[Website and app data records]
++++++

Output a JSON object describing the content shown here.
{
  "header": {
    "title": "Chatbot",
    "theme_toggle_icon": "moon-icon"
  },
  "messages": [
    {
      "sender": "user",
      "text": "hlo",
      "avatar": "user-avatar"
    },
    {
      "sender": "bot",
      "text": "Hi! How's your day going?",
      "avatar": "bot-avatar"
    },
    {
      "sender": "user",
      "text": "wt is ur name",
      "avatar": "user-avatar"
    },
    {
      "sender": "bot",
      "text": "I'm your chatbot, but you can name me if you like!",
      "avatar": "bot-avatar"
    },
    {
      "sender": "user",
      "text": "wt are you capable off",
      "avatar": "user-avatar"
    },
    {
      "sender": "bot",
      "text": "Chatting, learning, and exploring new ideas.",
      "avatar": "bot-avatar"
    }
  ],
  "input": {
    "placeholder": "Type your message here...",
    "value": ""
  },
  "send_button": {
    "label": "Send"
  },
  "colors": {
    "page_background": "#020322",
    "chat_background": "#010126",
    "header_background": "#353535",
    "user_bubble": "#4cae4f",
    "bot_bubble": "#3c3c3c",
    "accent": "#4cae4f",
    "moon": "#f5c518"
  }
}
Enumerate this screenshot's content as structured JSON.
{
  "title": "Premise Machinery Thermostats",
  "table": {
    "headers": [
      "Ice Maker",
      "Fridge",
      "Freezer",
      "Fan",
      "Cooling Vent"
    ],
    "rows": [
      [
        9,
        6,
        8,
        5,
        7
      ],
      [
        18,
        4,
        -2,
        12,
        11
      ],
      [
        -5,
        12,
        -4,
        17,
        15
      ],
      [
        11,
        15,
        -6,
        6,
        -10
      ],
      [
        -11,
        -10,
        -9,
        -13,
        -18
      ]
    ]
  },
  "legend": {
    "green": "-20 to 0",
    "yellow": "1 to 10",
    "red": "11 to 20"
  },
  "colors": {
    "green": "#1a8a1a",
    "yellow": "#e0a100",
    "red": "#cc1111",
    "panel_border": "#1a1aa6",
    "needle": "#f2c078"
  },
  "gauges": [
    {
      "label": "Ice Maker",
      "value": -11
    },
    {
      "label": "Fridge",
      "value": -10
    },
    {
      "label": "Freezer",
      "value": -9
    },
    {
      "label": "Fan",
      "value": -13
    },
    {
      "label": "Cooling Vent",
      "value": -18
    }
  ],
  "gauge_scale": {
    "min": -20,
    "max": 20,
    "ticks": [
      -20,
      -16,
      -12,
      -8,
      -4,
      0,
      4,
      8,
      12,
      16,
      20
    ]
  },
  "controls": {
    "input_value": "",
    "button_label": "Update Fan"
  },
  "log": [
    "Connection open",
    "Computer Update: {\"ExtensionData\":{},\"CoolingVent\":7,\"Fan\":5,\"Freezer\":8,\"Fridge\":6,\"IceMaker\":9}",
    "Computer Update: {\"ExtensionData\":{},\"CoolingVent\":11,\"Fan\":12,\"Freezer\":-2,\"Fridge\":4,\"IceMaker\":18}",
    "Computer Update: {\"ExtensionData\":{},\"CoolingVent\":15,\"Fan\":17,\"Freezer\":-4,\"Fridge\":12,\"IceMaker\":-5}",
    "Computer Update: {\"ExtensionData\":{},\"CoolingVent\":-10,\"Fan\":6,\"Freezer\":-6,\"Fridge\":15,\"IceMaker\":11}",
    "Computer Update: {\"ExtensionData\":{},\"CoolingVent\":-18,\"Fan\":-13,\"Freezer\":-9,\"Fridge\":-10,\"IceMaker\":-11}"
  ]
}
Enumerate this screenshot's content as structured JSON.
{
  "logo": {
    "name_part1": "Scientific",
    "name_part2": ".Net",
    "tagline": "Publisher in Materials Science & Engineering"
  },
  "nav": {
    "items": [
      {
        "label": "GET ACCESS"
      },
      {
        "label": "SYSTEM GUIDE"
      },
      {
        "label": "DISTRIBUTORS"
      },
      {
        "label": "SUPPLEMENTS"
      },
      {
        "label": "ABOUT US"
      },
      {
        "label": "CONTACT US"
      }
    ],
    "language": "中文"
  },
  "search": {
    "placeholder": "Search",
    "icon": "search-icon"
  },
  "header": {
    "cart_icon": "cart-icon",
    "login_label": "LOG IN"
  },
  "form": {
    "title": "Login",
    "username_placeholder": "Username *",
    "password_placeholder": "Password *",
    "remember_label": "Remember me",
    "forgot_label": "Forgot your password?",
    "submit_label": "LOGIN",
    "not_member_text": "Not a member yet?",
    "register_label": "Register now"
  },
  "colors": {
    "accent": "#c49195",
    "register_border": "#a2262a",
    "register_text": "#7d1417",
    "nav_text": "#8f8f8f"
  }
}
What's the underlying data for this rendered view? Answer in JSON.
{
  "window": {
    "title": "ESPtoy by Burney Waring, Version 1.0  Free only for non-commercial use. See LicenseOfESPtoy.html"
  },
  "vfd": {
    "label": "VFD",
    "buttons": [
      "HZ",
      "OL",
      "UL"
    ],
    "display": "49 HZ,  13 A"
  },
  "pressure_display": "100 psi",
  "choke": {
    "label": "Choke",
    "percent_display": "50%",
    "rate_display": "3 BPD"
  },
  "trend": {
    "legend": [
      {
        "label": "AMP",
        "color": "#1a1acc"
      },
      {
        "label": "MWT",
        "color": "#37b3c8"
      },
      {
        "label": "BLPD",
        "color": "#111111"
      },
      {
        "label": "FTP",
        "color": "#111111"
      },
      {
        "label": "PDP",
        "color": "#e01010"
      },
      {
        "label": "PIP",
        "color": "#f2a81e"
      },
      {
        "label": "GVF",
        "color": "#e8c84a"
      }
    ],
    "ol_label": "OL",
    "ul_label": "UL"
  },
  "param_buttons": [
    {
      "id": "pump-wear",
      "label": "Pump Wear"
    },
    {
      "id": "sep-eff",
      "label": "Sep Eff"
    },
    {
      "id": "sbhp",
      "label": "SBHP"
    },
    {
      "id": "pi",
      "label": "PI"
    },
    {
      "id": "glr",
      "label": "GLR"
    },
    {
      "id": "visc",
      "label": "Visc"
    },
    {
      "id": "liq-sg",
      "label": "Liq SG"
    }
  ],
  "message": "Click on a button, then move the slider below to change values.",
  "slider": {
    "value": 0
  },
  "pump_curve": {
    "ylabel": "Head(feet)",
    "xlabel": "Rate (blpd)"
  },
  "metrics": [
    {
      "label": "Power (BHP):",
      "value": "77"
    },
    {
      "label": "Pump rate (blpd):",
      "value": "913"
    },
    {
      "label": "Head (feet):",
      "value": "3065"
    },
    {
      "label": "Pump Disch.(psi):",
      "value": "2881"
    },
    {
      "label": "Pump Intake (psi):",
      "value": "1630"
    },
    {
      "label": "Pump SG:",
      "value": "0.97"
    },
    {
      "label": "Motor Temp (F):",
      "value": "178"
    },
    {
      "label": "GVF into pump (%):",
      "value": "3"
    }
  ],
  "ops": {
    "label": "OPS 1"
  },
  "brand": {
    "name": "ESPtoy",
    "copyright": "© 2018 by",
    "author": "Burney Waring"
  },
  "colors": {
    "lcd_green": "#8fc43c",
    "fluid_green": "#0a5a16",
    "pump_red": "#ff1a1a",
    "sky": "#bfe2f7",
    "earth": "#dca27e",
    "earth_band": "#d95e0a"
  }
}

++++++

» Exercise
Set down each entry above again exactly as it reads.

» Exercise response
Output a JSON object describing the content shown here.
{
  "header": {
    "title": "Chatbot",
    "theme_toggle_icon": "moon-icon"
  },
  "messages": [
    {
      "sender": "user",
      "text": "hlo",
      "avatar": "user-avatar"
    },
    {
      "sender": "bot",
      "text": "Hi! How's your day going?",
      "avatar": "bot-avatar"
    },
    {
      "sender": "user",
      "text": "wt is ur name",
      "avatar": "user-avatar"
    },
    {
      "sender": "bot",
      "text": "I'm your chatbot, but you can name me if you like!",
      "avatar": "bot-avatar"
    },
    {
      "sender": "user",
      "text": "wt are you capable off",
      "avatar": "user-avatar"
    },
    {
      "sender": "bot",
      "text": "Chatting, learning, and exploring new ideas.",
      "avatar": "bot-avatar"
    }
  ],
  "input": {
    "placeholder": "Type your message here...",
    "value": ""
  },
  "send_button": {
    "label": "Send"
  },
  "colors": {
    "page_background": "#020322",
    "chat_background": "#010126",
    "header_background": "#353535",
    "user_bubble": "#4cae4f",
    "bot_bubble": "#3c3c3c",
    "accent": "#4cae4f",
    "moon": "#f5c518"
  }
}
Enumerate this screenshot's content as structured JSON.
{
  "title": "Premise Machinery Thermostats",
  "table": {
    "headers": [
      "Ice Maker",
      "Fridge",
      "Freezer",
      "Fan",
      "Cooling Vent"
    ],
    "rows": [
      [
        9,
        6,
        8,
        5,
        7
      ],
      [
        18,
        4,
        -2,
        12,
        11
      ],
      [
        -5,
        12,
        -4,
        17,
        15
      ],
      [
        11,
        15,
        -6,
        6,
        -10
      ],
      [
        -11,
        -10,
        -9,
        -13,
        -18
      ]
    ]
  },
  "legend": {
    "green": "-20 to 0",
    "yellow": "1 to 10",
    "red": "11 to 20"
  },
  "colors": {
    "green": "#1a8a1a",
    "yellow": "#e0a100",
    "red": "#cc1111",
    "panel_border": "#1a1aa6",
    "needle": "#f2c078"
  },
  "gauges": [
    {
      "label": "Ice Maker",
      "value": -11
    },
    {
      "label": "Fridge",
      "value": -10
    },
    {
      "label": "Freezer",
      "value": -9
    },
    {
      "label": "Fan",
      "value": -13
    },
    {
      "label": "Cooling Vent",
      "value": -18
    }
  ],
  "gauge_scale": {
    "min": -20,
    "max": 20,
    "ticks": [
      -20,
      -16,
      -12,
      -8,
      -4,
      0,
      4,
      8,
      12,
      16,
      20
    ]
  },
  "controls": {
    "input_value": "",
    "button_label": "Update Fan"
  },
  "log": [
    "Connection open",
    "Computer Update: {\"ExtensionData\":{},\"CoolingVent\":7,\"Fan\":5,\"Freezer\":8,\"Fridge\":6,\"IceMaker\":9}",
    "Computer Update: {\"ExtensionData\":{},\"CoolingVent\":11,\"Fan\":12,\"Freezer\":-2,\"Fridge\":4,\"IceMaker\":18}",
    "Computer Update: {\"ExtensionData\":{},\"CoolingVent\":15,\"Fan\":17,\"Freezer\":-4,\"Fridge\":12,\"IceMaker\":-5}",
    "Computer Update: {\"ExtensionData\":{},\"CoolingVent\":-10,\"Fan\":6,\"Freezer\":-6,\"Fridge\":15,\"IceMaker\":11}",
    "Computer Update: {\"ExtensionData\":{},\"CoolingVent\":-18,\"Fan\":-13,\"Freezer\":-9,\"Fridge\":-10,\"IceMaker\":-11}"
  ]
}
Enumerate this screenshot's content as structured JSON.
{
  "logo": {
    "name_part1": "Scientific",
    "name_part2": ".Net",
    "tagline": "Publisher in Materials Science & Engineering"
  },
  "nav": {
    "items": [
      {
        "label": "GET ACCESS"
      },
      {
        "label": "SYSTEM GUIDE"
      },
      {
        "label": "DISTRIBUTORS"
      },
      {
        "label": "SUPPLEMENTS"
      },
      {
        "label": "ABOUT US"
      },
      {
        "label": "CONTACT US"
      }
    ],
    "language": "中文"
  },
  "search": {
    "placeholder": "Search",
    "icon": "search-icon"
  },
  "header": {
    "cart_icon": "cart-icon",
    "login_label": "LOG IN"
  },
  "form": {
    "title": "Login",
    "username_placeholder": "Username *",
    "password_placeholder": "Password *",
    "remember_label": "Remember me",
    "forgot_label": "Forgot your password?",
    "submit_label": "LOGIN",
    "not_member_text": "Not a member yet?",
    "register_label": "Register now"
  },
  "colors": {
    "accent": "#c49195",
    "register_border": "#a2262a",
    "register_text": "#7d1417",
    "nav_text": "#8f8f8f"
  }
}
What's the underlying data for this rendered view? Answer in JSON.
{
  "window": {
    "title": "ESPtoy by Burney Waring, Version 1.0  Free only for non-commercial use. See LicenseOfESPtoy.html"
  },
  "vfd": {
    "label": "VFD",
    "buttons": [
      "HZ",
      "OL",
      "UL"
    ],
    "display": "49 HZ,  13 A"
  },
  "pressure_display": "100 psi",
  "choke": {
    "label": "Choke",
    "percent_display": "50%",
    "rate_display": "3 BPD"
  },
  "trend": {
    "legend": [
      {
        "label": "AMP",
        "color": "#1a1acc"
      },
      {
        "label": "MWT",
        "color": "#37b3c8"
      },
      {
        "label": "BLPD",
        "color": "#111111"
      },
      {
        "label": "FTP",
        "color": "#111111"
      },
      {
        "label": "PDP",
        "color": "#e01010"
      },
      {
        "label": "PIP",
        "color": "#f2a81e"
      },
      {
        "label": "GVF",
        "color": "#e8c84a"
      }
    ],
    "ol_label": "OL",
    "ul_label": "UL"
  },
  "param_buttons": [
    {
      "id": "pump-wear",
      "label": "Pump Wear"
    },
    {
      "id": "sep-eff",
      "label": "Sep Eff"
    },
    {
      "id": "sbhp",
      "label": "SBHP"
    },
    {
      "id": "pi",
      "label": "PI"
    },
    {
      "id": "glr",
      "label": "GLR"
    },
    {
      "id": "visc",
      "label": "Visc"
    },
    {
      "id": "liq-sg",
      "label": "Liq SG"
    }
  ],
  "message": "Click on a button, then move the slider below to change values.",
  "slider": {
    "value": 0
  },
  "pump_curve": {
    "ylabel": "Head(feet)",
    "xlabel": "Rate (blpd)"
  },
  "metrics": [
    {
      "label": "Power (BHP):",
      "value": "77"
    },
    {
      "label": "Pump rate (blpd):",
      "value": "913"
    },
    {
      "label": "Head (feet):",
      "value": "3065"
    },
    {
      "label": "Pump Disch.(psi):",
      "value": "2881"
    },
    {
      "label": "Pump Intake (psi):",
      "value": "1630"
    },
    {
      "label": "Pump SG:",
      "value": "0.97"
    },
    {
      "label": "Motor Temp (F):",
      "value": "178"
    },
    {
      "label": "GVF into pump (%):",
      "value": "3"
    }
  ],
  "ops": {
    "label": "OPS 1"
  },
  "brand": {
    "name": "ESPtoy",
    "copyright": "© 2018 by",
    "author": "Burney Waring"
  },
  "colors": {
    "lcd_green": "#8fc43c",
    "fluid_green": "#0a5a16",
    "pump_red": "#ff1a1a",
    "sky": "#bfe2f7",
    "earth": "#dca27e",
    "earth_band": "#d95e0a"
  }
}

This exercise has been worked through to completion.